* What you are asked to do: Pick out every line of the entries below where "data" occurs, and copy those lines.

(Web page and app entries)
━━━━

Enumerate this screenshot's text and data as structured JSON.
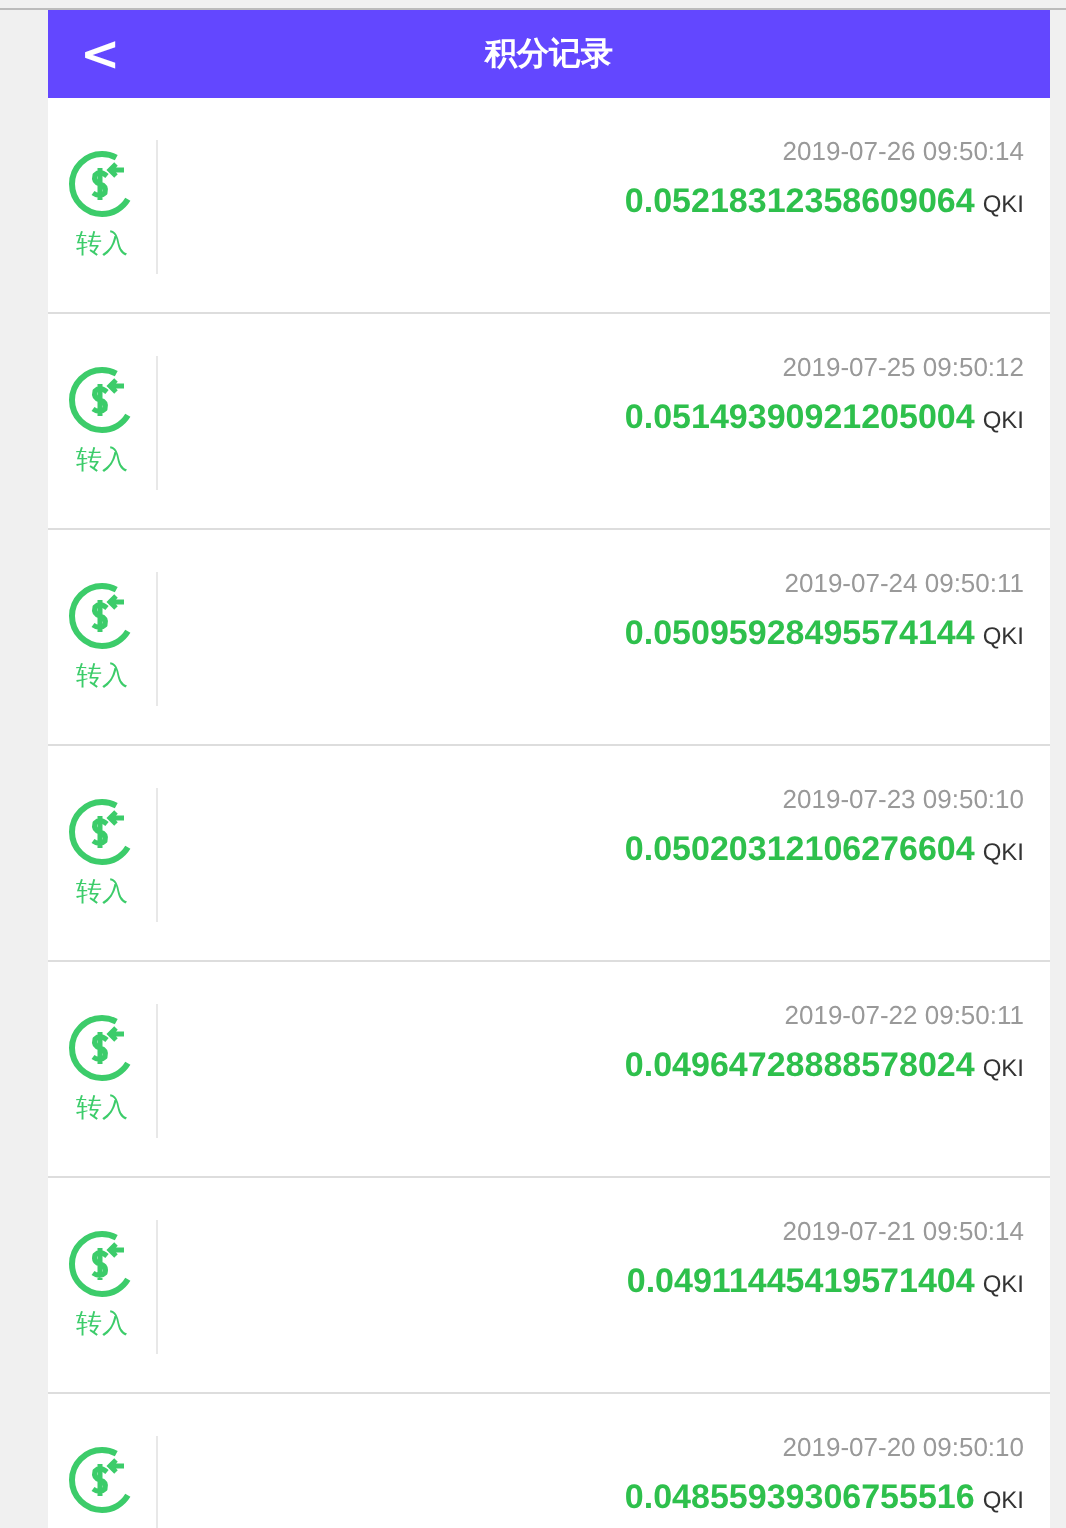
{
  "header": {
    "back": "<",
    "title": "积分记录"
  },
  "records": [
    {
      "kind": "in",
      "label": "转入",
      "time": "2019-07-26 09:50:14",
      "amount": "0.05218312358609064",
      "unit": "QKI"
    },
    {
      "kind": "in",
      "label": "转入",
      "time": "2019-07-25 09:50:12",
      "amount": "0.05149390921205004",
      "unit": "QKI"
    },
    {
      "kind": "in",
      "label": "转入",
      "time": "2019-07-24 09:50:11",
      "amount": "0.05095928495574144",
      "unit": "QKI"
    },
    {
      "kind": "in",
      "label": "转入",
      "time": "2019-07-23 09:50:10",
      "amount": "0.05020312106276604",
      "unit": "QKI"
    },
    {
      "kind": "in",
      "label": "转入",
      "time": "2019-07-22 09:50:11",
      "amount": "0.04964728888578024",
      "unit": "QKI"
    },
    {
      "kind": "in",
      "label": "转入",
      "time": "2019-07-21 09:50:14",
      "amount": "0.04911445419571404",
      "unit": "QKI"
    },
    {
      "kind": "in",
      "time": "2019-07-20 09:50:10",
      "amount": "0.04855939306755516",
      "unit": "QKI"
    }
  ]
}
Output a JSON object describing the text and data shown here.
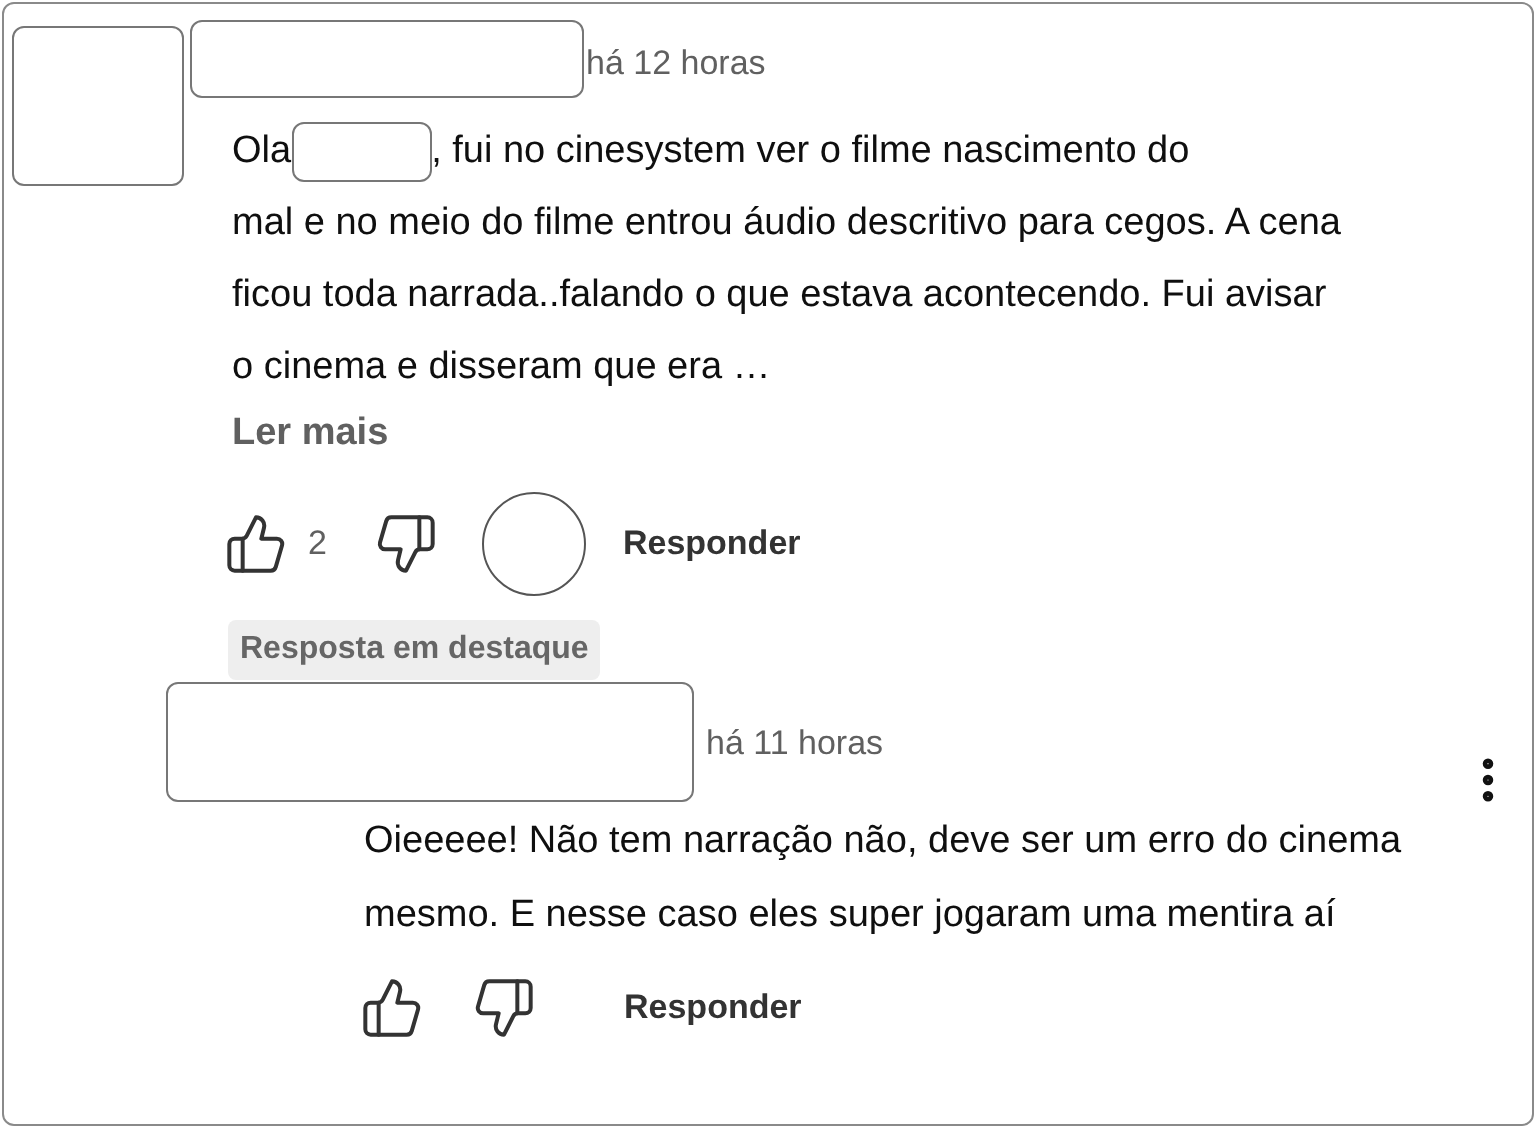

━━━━

* Answer box:
Enumerate this screenshot's text and data as structured JSON.
Output a JSON object describing the text and data shown here.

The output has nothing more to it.